It’s a question that instructors of literature know all too well – “Why do we have to read this?”
Dr. Larry Swain, assistant professor of English at Bemidji State University, will explore this question as part of his research into Old English author Ælfric of Eynsham as part of BSU’s fall Honors Council Lecture Series.
Swain’s lecture, “Who Read Old English in Anglo-Saxon England?”, begins at 7 p.m. in Hagg-Sauer Hall room 107 on the BSU campus. Honors Council lectures are free and open to all.
Ælfric of Eynsham, an Anglo-Saxon monk who lived from approximately 955-1010 AD, was a prolific author who wrote traditional pastoral and educational pieces in both Old English and Latin and was an early translator of Bible verses from Latin into English. Swain’s lecture will explore his work and examine how surviving Old English poetry may have influenced his writing.
“While we have four manuscripts containing poetry written in *OlBeowulfd* English, little is known about who actually read these poems — if anyone did,” Swain said. “Beowulf is one example: copied into the current manuscript circa 1000 CE, we have no one from the medieval period who refers to the poem, cites the poem or even refers to it in an oblique way.”
Swain says it’s fair to ask whether there should be an audience in the present for material which did not have an audience in the past. With Ælfric of Eynsham’s work, Swain says the evidence showing his work took influence from other, unknown, poets from before his time can help current students understand why this work may be taught in their courses.
“Making that connection that there was an audience, and that this text influenced that audience significantly, I think really helps make a connection between that audience of the past and the audience of the present,” he said.
About Larry Swain
Dr. Larry Swain has been a member of the Bemidji State University English faculty since 2010, specializing in Medieval language and literature, and has served as chair of BSU’s Department of English since 2011. He has taught courses ranging from argument and exposition to Shakespeare for teachers to Harry Potter.
Swain has been editor in chief of “The Heroic Age: A Journal of Early Medieval Northwestern Europe” since 2004 and editor of “Sources of Anglo-Saxon Literary Culture” since 2011. He also is a regular contributor to “Old English Newsletter: Years Work in Old English,” a source for scholarly information on Anglo-Saxon studies that began publication in 1967.
Before coming to Bemidji, he spent two years on the faculty at Harry S. Truman College and six years at the University of Illinois at Chicago, where he earned his doctorate. He also taught at Western Michigan University and at Rocky Mountain College.
Swain has a bachelor’s degree in religion, Greek and linguistics from Seattle Pacific University, a master’s degree in medieval studies from Western Michigan University and a doctorate in English studies from the University of Illinois at Chicago.
About the Honors Council Lecture Series
The Honors Council Lecture Series is hosted by the Bemidji State University Honors Council.
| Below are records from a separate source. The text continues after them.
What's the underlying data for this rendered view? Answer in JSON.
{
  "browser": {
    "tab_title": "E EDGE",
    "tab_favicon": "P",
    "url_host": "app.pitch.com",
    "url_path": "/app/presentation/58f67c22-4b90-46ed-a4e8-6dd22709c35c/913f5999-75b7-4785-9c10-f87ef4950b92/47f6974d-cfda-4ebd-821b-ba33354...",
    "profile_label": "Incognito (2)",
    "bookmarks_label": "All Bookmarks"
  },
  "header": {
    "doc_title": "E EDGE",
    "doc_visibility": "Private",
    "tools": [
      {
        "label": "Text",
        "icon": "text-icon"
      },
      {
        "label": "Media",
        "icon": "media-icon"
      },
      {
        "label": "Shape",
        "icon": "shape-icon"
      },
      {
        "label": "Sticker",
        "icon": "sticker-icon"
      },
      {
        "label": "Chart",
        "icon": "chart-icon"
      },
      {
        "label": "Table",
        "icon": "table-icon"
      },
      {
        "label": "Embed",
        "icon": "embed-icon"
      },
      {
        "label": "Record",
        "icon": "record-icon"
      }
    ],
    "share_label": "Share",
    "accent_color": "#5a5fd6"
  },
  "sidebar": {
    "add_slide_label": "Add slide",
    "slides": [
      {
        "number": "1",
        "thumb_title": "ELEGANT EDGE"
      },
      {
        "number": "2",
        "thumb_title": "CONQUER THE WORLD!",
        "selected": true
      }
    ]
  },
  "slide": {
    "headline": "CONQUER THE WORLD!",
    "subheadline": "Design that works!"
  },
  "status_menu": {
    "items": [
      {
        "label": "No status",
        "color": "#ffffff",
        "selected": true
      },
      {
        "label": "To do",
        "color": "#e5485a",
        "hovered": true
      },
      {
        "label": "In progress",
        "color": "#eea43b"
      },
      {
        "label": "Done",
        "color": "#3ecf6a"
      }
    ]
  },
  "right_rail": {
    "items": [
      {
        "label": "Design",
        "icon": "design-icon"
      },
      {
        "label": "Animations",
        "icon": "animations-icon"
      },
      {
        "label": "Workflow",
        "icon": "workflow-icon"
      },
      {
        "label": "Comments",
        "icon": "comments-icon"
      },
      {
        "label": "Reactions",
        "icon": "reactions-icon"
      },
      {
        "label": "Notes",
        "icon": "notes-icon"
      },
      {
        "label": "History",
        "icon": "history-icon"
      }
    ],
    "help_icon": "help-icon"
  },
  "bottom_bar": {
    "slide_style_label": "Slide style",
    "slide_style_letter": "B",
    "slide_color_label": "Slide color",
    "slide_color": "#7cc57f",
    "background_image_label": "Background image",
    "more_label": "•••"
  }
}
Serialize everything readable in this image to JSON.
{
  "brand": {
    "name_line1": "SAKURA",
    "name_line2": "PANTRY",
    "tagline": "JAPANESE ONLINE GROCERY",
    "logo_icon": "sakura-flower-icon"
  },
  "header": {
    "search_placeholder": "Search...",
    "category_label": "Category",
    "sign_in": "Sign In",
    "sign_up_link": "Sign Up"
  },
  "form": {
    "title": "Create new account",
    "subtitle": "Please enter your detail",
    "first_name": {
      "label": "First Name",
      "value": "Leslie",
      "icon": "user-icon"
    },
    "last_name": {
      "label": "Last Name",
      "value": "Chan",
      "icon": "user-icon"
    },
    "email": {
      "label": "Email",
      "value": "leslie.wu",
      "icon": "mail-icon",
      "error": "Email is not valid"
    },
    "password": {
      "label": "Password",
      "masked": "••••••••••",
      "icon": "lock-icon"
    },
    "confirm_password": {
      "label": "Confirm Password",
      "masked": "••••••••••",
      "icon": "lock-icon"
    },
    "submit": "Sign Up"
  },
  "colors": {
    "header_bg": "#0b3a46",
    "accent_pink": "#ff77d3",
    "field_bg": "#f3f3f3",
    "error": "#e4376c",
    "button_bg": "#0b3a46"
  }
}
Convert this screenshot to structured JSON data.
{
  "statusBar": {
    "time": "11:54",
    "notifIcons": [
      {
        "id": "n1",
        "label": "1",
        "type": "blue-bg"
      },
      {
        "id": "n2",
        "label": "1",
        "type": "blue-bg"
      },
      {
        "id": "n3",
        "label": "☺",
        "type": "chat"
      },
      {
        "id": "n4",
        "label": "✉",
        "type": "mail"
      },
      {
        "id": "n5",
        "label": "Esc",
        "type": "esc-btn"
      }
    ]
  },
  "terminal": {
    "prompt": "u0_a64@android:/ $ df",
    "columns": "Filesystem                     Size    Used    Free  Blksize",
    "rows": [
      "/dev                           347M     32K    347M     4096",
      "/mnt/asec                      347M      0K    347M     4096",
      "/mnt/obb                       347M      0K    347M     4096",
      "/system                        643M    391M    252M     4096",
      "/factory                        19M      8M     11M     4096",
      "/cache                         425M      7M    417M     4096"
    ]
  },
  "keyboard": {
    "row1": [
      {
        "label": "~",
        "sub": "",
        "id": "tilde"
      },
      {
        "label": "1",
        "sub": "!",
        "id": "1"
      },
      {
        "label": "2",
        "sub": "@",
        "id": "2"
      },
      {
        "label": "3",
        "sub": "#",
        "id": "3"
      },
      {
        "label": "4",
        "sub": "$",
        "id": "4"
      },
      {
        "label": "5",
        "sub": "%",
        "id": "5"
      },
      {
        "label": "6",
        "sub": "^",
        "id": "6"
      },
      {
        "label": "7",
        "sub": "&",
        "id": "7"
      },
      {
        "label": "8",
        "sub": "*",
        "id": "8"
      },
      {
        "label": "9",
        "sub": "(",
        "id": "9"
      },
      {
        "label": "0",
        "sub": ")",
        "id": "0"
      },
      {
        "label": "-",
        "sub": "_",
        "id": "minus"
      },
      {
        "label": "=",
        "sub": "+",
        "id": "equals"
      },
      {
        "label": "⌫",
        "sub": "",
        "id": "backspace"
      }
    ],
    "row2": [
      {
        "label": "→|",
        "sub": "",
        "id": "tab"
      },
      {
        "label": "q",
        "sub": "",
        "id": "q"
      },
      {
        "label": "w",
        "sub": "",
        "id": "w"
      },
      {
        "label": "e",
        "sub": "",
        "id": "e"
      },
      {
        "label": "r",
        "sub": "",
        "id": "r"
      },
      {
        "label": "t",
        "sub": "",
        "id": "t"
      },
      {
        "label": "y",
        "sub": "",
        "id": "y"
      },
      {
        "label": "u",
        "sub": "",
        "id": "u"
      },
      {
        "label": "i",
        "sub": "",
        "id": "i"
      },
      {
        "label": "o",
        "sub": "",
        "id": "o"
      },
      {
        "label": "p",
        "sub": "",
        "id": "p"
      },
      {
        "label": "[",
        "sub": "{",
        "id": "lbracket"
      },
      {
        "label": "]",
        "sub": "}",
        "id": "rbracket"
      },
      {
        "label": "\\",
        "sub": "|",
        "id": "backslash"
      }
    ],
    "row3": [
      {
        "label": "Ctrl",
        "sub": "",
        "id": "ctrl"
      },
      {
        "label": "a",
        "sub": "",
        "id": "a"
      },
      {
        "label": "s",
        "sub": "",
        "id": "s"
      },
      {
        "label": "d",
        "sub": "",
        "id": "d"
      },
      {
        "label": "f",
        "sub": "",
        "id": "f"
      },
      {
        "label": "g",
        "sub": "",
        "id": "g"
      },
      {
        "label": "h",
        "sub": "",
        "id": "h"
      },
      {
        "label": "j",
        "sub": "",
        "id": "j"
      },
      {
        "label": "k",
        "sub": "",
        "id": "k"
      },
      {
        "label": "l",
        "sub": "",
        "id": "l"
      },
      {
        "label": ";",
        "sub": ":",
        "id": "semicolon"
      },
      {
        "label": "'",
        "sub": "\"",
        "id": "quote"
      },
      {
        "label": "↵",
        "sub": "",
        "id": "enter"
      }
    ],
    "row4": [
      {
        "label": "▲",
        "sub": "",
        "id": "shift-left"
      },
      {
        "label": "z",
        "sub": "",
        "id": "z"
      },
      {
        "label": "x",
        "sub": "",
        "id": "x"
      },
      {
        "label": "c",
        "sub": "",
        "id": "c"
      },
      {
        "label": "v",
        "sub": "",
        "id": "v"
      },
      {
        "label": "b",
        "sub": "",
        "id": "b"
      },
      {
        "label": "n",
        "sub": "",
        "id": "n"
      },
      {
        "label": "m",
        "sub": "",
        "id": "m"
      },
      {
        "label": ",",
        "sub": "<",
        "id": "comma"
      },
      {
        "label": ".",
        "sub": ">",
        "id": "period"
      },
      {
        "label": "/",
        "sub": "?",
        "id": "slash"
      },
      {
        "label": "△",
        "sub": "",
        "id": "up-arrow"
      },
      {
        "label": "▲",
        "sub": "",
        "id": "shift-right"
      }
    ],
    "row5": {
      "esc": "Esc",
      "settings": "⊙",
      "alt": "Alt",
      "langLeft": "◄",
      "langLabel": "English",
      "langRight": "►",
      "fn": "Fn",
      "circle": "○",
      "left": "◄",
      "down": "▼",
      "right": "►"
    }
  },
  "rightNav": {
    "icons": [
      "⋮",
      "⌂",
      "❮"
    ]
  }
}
The council is the advisory group to the honors program composed of 12 faculty members representing each of the university’s colleges. Student representatives are also elected to the council by their cohorts for one-year terms.
Fall Honors Council Lecture Series
- Oct. 27 – Dr. Larry Swain, assistant professor of English; 7 p.m., Hagg-Sauer 107
- Nov. 14 – Miriam Webber, assistant professor of music; 7 p.m., location TBA
- Dr. Season Ellison, director, BSU honors program; (218) 755-3355, firstname.lastname@example.org
- Dr. Larry Swain, assistant professor of English; (218) 755-2484, email@example.com
Bemidji State University, located in northern Minnesota’s lake district, occupies a wooded campus along the shore of Lake Bemidji. A member of the colleges and universities of Minnesota State, Bemidji State offers more than 80 undergraduate majors and 11 graduate degrees encompassing arts, sciences and select professional programs. Bemidji State has an enrollment of approximately 5,000 students and a faculty and staff of more than 550. University signature themes include environmental stewardship, civic engagement and global and multi-cultural understanding.